During 2003-4 the school participated in an Arts Council project called ‘Creative Partnerships’. As part of this project, which was to develop creative and cultural education, staff visited Spain and the USA and pupils sang and danced in Durham.
A famous national restaurateur, Das Sreedharan, worked with pupils and staff during 2006-7 to inform them about life and food in Kerala, India. One day his team of chefs came in and prepared lunch for the whole school.
Another project focusing on troubled areas of the world was ‘No Strings’. It used puppets to get over the message to children about the dangers of land mines in Afghanistan.
Groups of trainee teachers from Malta visited our school a number of times during 2005-8 to learn about our pastoral system and community links.
Pupil participation is of primary importance and their international work has been carried into most curriculum areas, from art and music to mathematics and ICT. Each year various festivals, including Diwali and Chinese New Year, are celebrated by pupils.
Extra-curricular clubs have
played an important role in our international work. Pupils have exchanged emails and letters with friends abroad. One group, which was supported by a parent, linked up with a school in Milwaukee, USA.
Four pupils visited Finland in 2003 to meet email friends. In 2006 their Finnish friends came to Sunderland. In June 2006 six pupils visited Norway to take part in activities with pupils from our Comenius partnership schools in the Czech Republic and Norway.
Every year our school organises an important lantern festival called ‘Catch the Light’. Large lanterns are made in school by pupils, parents and members of the community and then carried in an evening procession around the area. In 2005 Italian teachers were in the procession. Then, in April 2008 two Norwegian colleagues came to school to learn how to make the lanterns. In December 2008 their school organised its own lantern procession. Finally, in 2009 visitors from Syria attended a lantern making session in school.
There have been many visitors over the years including Chinese students at Sunderland University and Japanese students at Durham University, who taught pupils about their cultures. Language Assistants from Denmark, Italy, Spain and France have spent longer periods in school teaching our pupils.
Since 2000 over 25 of our staff, including teachers, teaching assistants and office staff have visited schools in Europe. On a number of occasions they taught pupils in the schools. In addition to visits to our Comenius partners staff have been to Canada and France through TIPD (Teachers International Professional Development).
Southwick Community Primary School has received a number of awards for its international work.
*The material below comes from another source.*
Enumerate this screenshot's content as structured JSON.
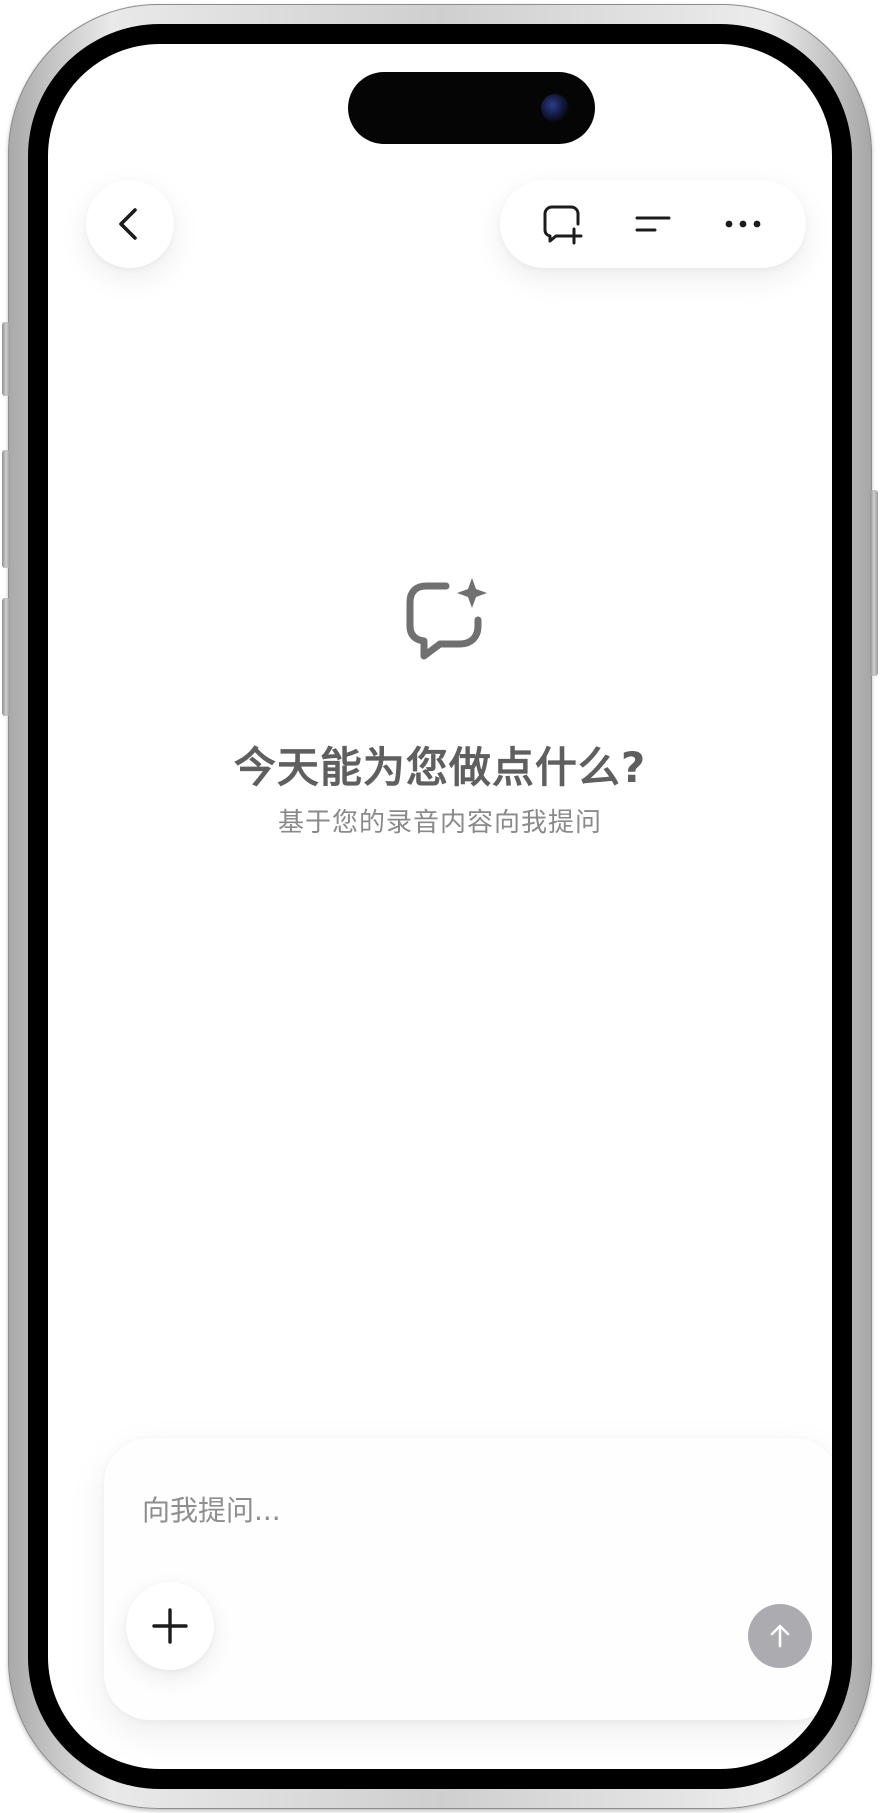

The first was in 1997 with the School in Europe Award from the Central Bureau in London.
The most prestigious awards, however, have been the four full International School Awards (ISAs) from the British Council in 2003, 2006, 2009 and 2012. Our school is one of only a handful of schools and colleges in the UK to have had four ISAs. We are planning for our 5th ISA in 2015.